We were not really hamper campers today as far as the weather was concerned. It had looked so good since HMC and then Mother Nature decided to flex her muscles last night and the wind started to whip up to 40 knots. Courtesy of a weather front building up in the East Carib. 40 knots, that is Gale force winds, although you do not really connect it to bad weather as the sun was happily shining and the ship was not moving that much. And as it was partly on the portside it did not affect the speed that much either, so we were still making Aruba on time. But would we get in? That was the million dollar question. Vista Class ships can handle winds up to 30 knots on the beam without any problem. When it goes over and there is a tugboat available it goes up to 35 knots but beyond that it goes a little bit out of the comfort zone.
Thus the closer we came, the more often the Bridge Officers called Port Control to find out what the wind was doing. Just before noon time came the good news that the wind had dropped a little bit, went down to 29 knots with a gust up to 33 knots on occasion but not more. So we were in business. On top of that the wind shifted just a little bit more to the East and thus more towards the bow causing less drift than expected and that made it our lucky day. By 13.00 hrs. over a 1000 guests disembarked in under 30 minutes all eager to invade the island and the shops.
We were not alone in port today; next to us was the Freewinds which I still find amazing to look at it, as it was the first real Caribbean cruise ship. The ship that caused the industry to start and grow to what we now know it to be. In 1968 she was called The Boheme, owned by Wallinius and sailed cruises from Miami to Nassau taking cars on board if wanted. That caused basically the creation of cruise companies such as Royal Caribbean and Carnival. Wallinius stepped out of the cruise industry as they were and still are basically a car carrier company. Nice thing about it is that the owner in those days was a real Opera Buff and named all his ships after Opera’s or persons related to Opera’s. Hence The Boheme. That is still going on in the current day and if you see a green car carrier then it will have an Opera name.
Further down was a Dutch Royal Navy vessel, the Van Speijk. This is a multipurpose Frigate and currently in use to catch drug smugglers coming up from the South American continent. Not so long ago they had a catch of over a 1000 pounds of pure cocaine. In street value it would have made enough to have turned all the crew into millionaires. The ship is named after a Dutch Navy man Jan van Speijk who during the Belgian revolution, when the southern Netherlands split from the northern Netherlands, blew himself and his ship up than let it not fall in the hands of the separatists. The Dutch King of the time then decreed that from then on there would always be a ship in service named Van Speijk. They were docked at the old container terminal and conveniently just across from the local Fancy Fair or Kermis in the Dutch language.

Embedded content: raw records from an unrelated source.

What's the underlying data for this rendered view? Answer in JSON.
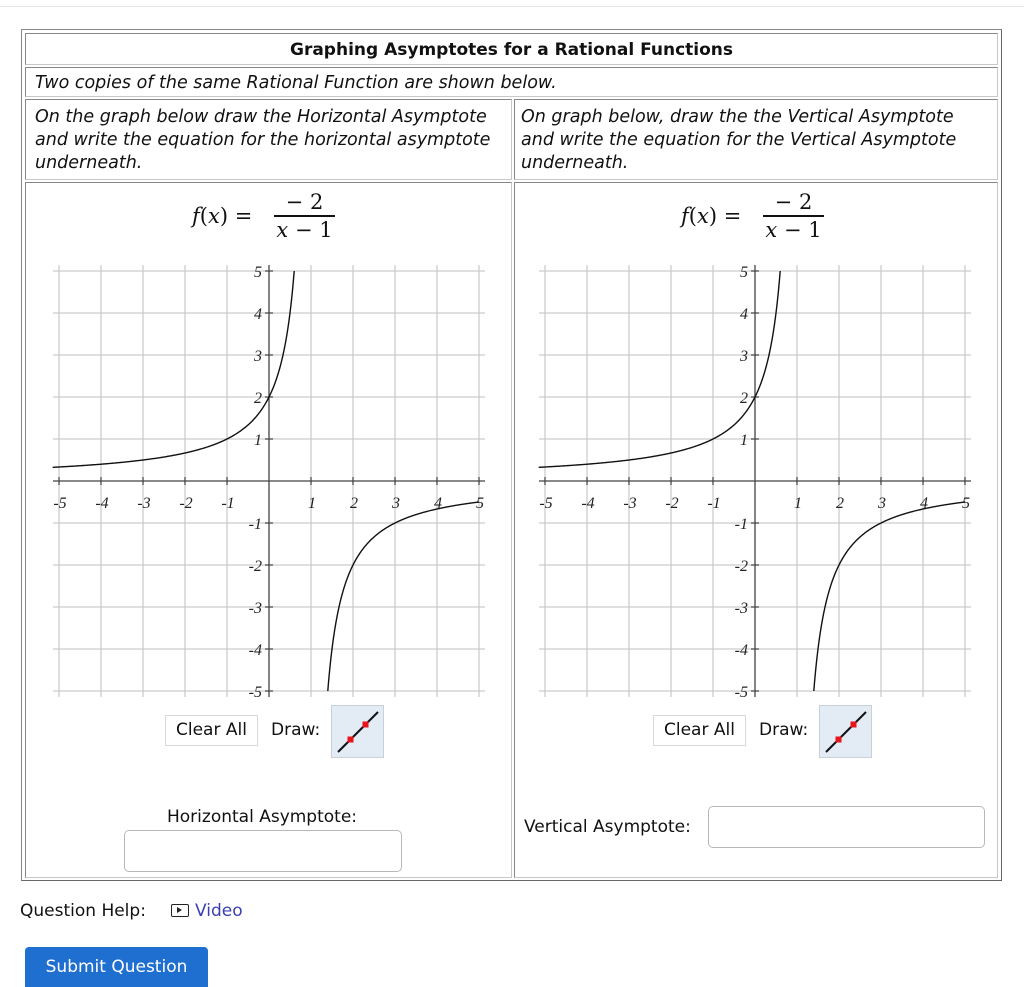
{
  "question": {
    "title": "Graphing Asymptotes for a Rational Functions",
    "intro": "Two copies of the same Rational Function are shown below.",
    "left_instruction": "On the graph below draw the Horizontal Asymptote and write the equation for the horizontal asymptote underneath.",
    "right_instruction": "On graph below, draw the the Vertical Asymptote and write the equation for the Vertical Asymptote underneath."
  },
  "formula": {
    "lhs_func": "f",
    "lhs_var": "x",
    "numerator": "− 2",
    "denominator_var": "x",
    "denominator_rest": " − 1"
  },
  "chart_data": [
    {
      "type": "line",
      "title": "f(x) = -2/(x - 1)",
      "function": "-2/(x-1)",
      "xlim": [
        -5,
        5
      ],
      "ylim": [
        -5,
        5
      ],
      "grid": true,
      "x_ticks": [
        "-5",
        "-4",
        "-3",
        "-2",
        "-1",
        "1",
        "2",
        "3",
        "4",
        "5"
      ],
      "y_ticks": [
        "5",
        "4",
        "3",
        "2",
        "1",
        "-1",
        "-2",
        "-3",
        "-4",
        "-5"
      ],
      "series": [
        {
          "name": "f(x)",
          "points": [
            [
              -5,
              0.33
            ],
            [
              -4,
              0.4
            ],
            [
              -3,
              0.5
            ],
            [
              -2,
              0.67
            ],
            [
              -1,
              1
            ],
            [
              0,
              2
            ],
            [
              0.6,
              5
            ],
            [
              1.4,
              -5
            ],
            [
              2,
              -2
            ],
            [
              3,
              -1
            ],
            [
              4,
              -0.67
            ],
            [
              5,
              -0.5
            ]
          ]
        }
      ]
    },
    {
      "type": "line",
      "title": "f(x) = -2/(x - 1)",
      "function": "-2/(x-1)",
      "xlim": [
        -5,
        5
      ],
      "ylim": [
        -5,
        5
      ],
      "grid": true,
      "x_ticks": [
        "-5",
        "-4",
        "-3",
        "-2",
        "-1",
        "1",
        "2",
        "3",
        "4",
        "5"
      ],
      "y_ticks": [
        "5",
        "4",
        "3",
        "2",
        "1",
        "-1",
        "-2",
        "-3",
        "-4",
        "-5"
      ],
      "series": [
        {
          "name": "f(x)",
          "points": [
            [
              -5,
              0.33
            ],
            [
              -4,
              0.4
            ],
            [
              -3,
              0.5
            ],
            [
              -2,
              0.67
            ],
            [
              -1,
              1
            ],
            [
              0,
              2
            ],
            [
              0.6,
              5
            ],
            [
              1.4,
              -5
            ],
            [
              2,
              -2
            ],
            [
              3,
              -1
            ],
            [
              4,
              -0.67
            ],
            [
              5,
              -0.5
            ]
          ]
        }
      ]
    }
  ],
  "controls": {
    "clear_all": "Clear All",
    "draw_label": "Draw:",
    "draw_tool_icon": "line-tool-icon"
  },
  "answers": {
    "horizontal_label": "Horizontal Asymptote:",
    "horizontal_value": "",
    "vertical_label": "Vertical Asymptote:",
    "vertical_value": ""
  },
  "help": {
    "label": "Question Help:",
    "video_label": "Video",
    "video_icon": "video-play-icon"
  },
  "submit_label": "Submit Question",
  "colors": {
    "curve": "#111111",
    "grid": "#cccccc",
    "axis": "#444444",
    "draw_tool_bg": "#e3ebf5",
    "draw_tool_point": "#e8141c",
    "link": "#3b3fb3",
    "submit_bg": "#1f6fd1"
  }
}
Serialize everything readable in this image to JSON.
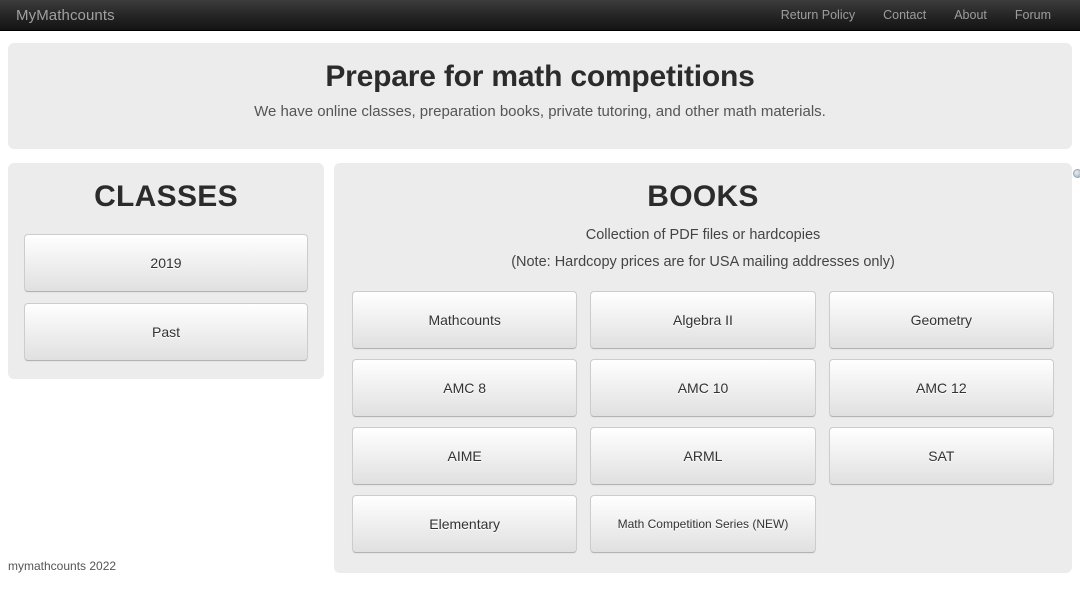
{
  "navbar": {
    "brand": "MyMathcounts",
    "links": [
      {
        "label": "Return Policy"
      },
      {
        "label": "Contact"
      },
      {
        "label": "About"
      },
      {
        "label": "Forum"
      }
    ]
  },
  "hero": {
    "title": "Prepare for math competitions",
    "subtitle": "We have online classes, preparation books, private tutoring, and other math materials."
  },
  "classes": {
    "heading": "CLASSES",
    "buttons": [
      {
        "label": "2019"
      },
      {
        "label": "Past"
      }
    ]
  },
  "books": {
    "heading": "BOOKS",
    "note1": "Collection of PDF files or hardcopies",
    "note2": "(Note: Hardcopy prices are for USA mailing addresses only)",
    "corner_icon": "copyright-marker-icon",
    "buttons": [
      {
        "label": "Mathcounts",
        "small": false
      },
      {
        "label": "Algebra II",
        "small": false
      },
      {
        "label": "Geometry",
        "small": false
      },
      {
        "label": "AMC 8",
        "small": false
      },
      {
        "label": "AMC 10",
        "small": false
      },
      {
        "label": "AMC 12",
        "small": false
      },
      {
        "label": "AIME",
        "small": false
      },
      {
        "label": "ARML",
        "small": false
      },
      {
        "label": "SAT",
        "small": false
      },
      {
        "label": "Elementary",
        "small": false
      },
      {
        "label": "Math Competition Series (NEW)",
        "small": true
      }
    ]
  },
  "footer": {
    "text": "mymathcounts 2022"
  },
  "colors": {
    "navbar_bg": "#1b1b1b",
    "navbar_text": "#9d9d9d",
    "panel_bg": "#ececec",
    "heading_text": "#2b2b2b",
    "body_text": "#333333",
    "page_bg": "#ffffff"
  }
}
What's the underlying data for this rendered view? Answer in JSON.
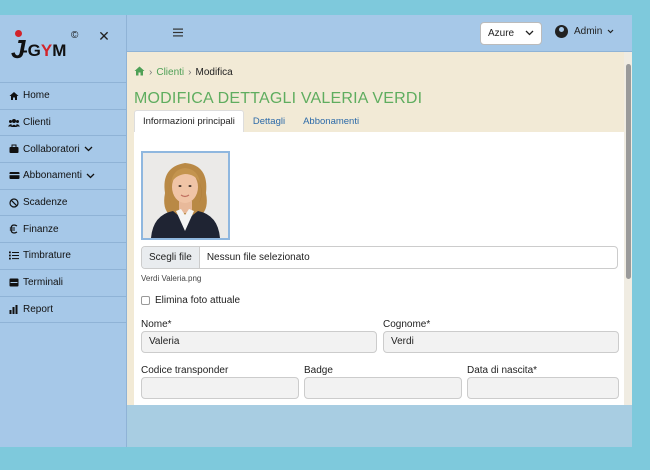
{
  "brand": {
    "logo_text": "J-GYM",
    "logo_letter_j": "J",
    "logo_rest": "-G",
    "logo_y": "Y",
    "logo_m": "M",
    "copyright": "©"
  },
  "sidebar": {
    "close_glyph": "✕",
    "items": [
      {
        "label": "Home",
        "icon": "home-icon"
      },
      {
        "label": "Clienti",
        "icon": "users-icon"
      },
      {
        "label": "Collaboratori",
        "icon": "briefcase-icon",
        "has_submenu": true
      },
      {
        "label": "Abbonamenti",
        "icon": "card-icon",
        "has_submenu": true
      },
      {
        "label": "Scadenze",
        "icon": "ban-icon"
      },
      {
        "label": "Finanze",
        "icon": "euro-icon"
      },
      {
        "label": "Timbrature",
        "icon": "list-icon"
      },
      {
        "label": "Terminali",
        "icon": "terminal-icon"
      },
      {
        "label": "Report",
        "icon": "chart-icon"
      }
    ]
  },
  "topbar": {
    "menu_glyph": "≡",
    "theme": "Azure",
    "user": "Admin"
  },
  "breadcrumb": {
    "parent": "Clienti",
    "current": "Modifica"
  },
  "page": {
    "title": "MODIFICA DETTAGLI VALERIA VERDI",
    "tabs": [
      "Informazioni principali",
      "Dettagli",
      "Abbonamenti"
    ],
    "active_tab": 0
  },
  "form": {
    "file_button": "Scegli file",
    "file_status": "Nessun file selezionato",
    "file_name": "Verdi Valeria.png",
    "delete_photo_label": "Elimina foto attuale",
    "nome_label": "Nome*",
    "nome_value": "Valeria",
    "cognome_label": "Cognome*",
    "cognome_value": "Verdi",
    "transponder_label": "Codice transponder",
    "transponder_value": "",
    "badge_label": "Badge",
    "badge_value": "",
    "nascita_label": "Data di nascita*",
    "nascita_value": ""
  },
  "colors": {
    "sidebar": "#a6c8e8",
    "content_bg": "#f2ead6",
    "title_green": "#5fad5f",
    "link_blue": "#2c6aa8",
    "brand_red": "#d2232a"
  }
}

In the course of the evening the wind started to die down as it often does in the Carib after sun set and that gave a very nice view while sitting on the deck and watching the sun set. Tonight we will sail at 23.00 to go just around the corner to Curacao; a maximum distance of about 60 miles. There we will be docked by 08.00 hrs. and we are supposed to go inside and dock on the west side of the Schottegate. For that we need less wind than we had today as the wind will be full on the beam when going in. But the weather system should pass through tonight and that means for tomorrow a lot less wind but maybe a rainy day. Not so good for our guests but I do not think that the locals will complain too much.